This January I was once again presented with the amazing opportunity to do some more photography work in Son Doong cave thanks to Oxalis. (Photos from my previous trip to Son Doong.) Oxalis needed to prepare some things for the upcoming tours and I was able to tag along with Howard, Deb, Watto, Adam, Bamboo, Thanh, and the brilliant porters from Phong Nha on their trip into Hang Son Doong. I have to say that these photos wouldn’t have been possible without the tremendous help from everyone.
Unfortunately we were in some tight time constraints as we only had one full day in the cave and it was a long 10 hour day taking photographs. This trip I was better prepared with flash bulbs from Meggaflash and homemade bulb firers that could be triggered wirelessly. This made photographing the cave/daylight points much easier and I’m incredibly happy with how they turned out.
It’s incredibly difficult to put into words how amazing Hang Son Doong really is. From the shear size of the cave to the two doline where plant life has started growing inside the cave. It is truly otherworldly and something that probably can’t be experienced anywhere else in the world.
We also were incredibly lucky to witness sunbeams in Hang En the last morning we were there. At first we didn’t think it was going to happen as with was cloudy and foggy outside. Everyone decided to call it and head back towards civilization, but I wanted to stay and Thanh was kind enough to stay back with me. When the clouds broke and sunbeam started forming my breath was taken away. It was an absolutely incredible sight.
I will leave you with the rest of the photos from the trip. I hope you enjoy!
Last August I was given the fantastic opportunity to photograph the world’s largest cave, Hang Son Doong, for Oxalis. Trekking deep in the jungle of Phong Nha Ke Bang to explore this enormous cave is one of the most incredible experiences I have had.

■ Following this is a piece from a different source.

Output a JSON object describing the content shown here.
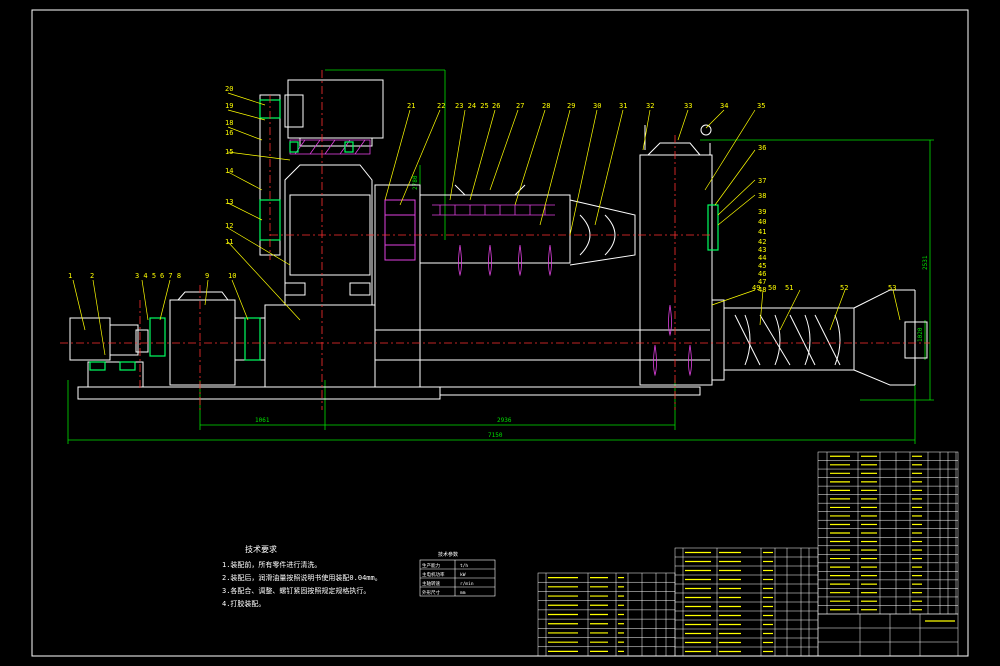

I have to begin by saying that these photos wouldn’t have been possible without the tremendous help of the others that were on this trip with me, Howard, Deb, Phuong, Sam, Tessa, Akiko, and Rick as well as the superb porters from Phong Nha led by Ho Khanh. This epic trip began with an hour long car ride to the start of the trek. The trek was as you would expect any jungle trek to be, muddy and lots of leeches. After several hours we reached Doong village, which is a village of around 30 people living inside Phong Nha Ke Bang National Park.
After a short break at Doong village, we continued on to what would be our camping spot for the night, Hang En. Hang En is a spectacular cave as well. It isn’t very long but inside it is massive and looking out the exit of the cave is absolutely stunning. If you aren’t able to make it to Son Doong, I highly recommend a trip to Hang En.
After overnighting in Hang En, we wake up early the next day to continue on to Hang Son Doong. The trek follows a stunning river valley until going up, and up, to a very unassuming cave entrance. It is incredible just how small the cave entrance to Son Doong is and it is no wonder that stayed unknown to the world for so long (discovered in 1991 by Ho Khanh, explored in 2009 by the BCRA). After a 60 meter descent into the cave, we were finally there, inside the world’s largest cave. We would cross underground rivers, see what are probably the largest stalagmites in the world (80 meters high), see 300 million year old fossils embedded in the limestone, and witness some of the greatest and most unique views on this planet. I will leave you with the photos I took inside Hang Son Doong. Enjoy!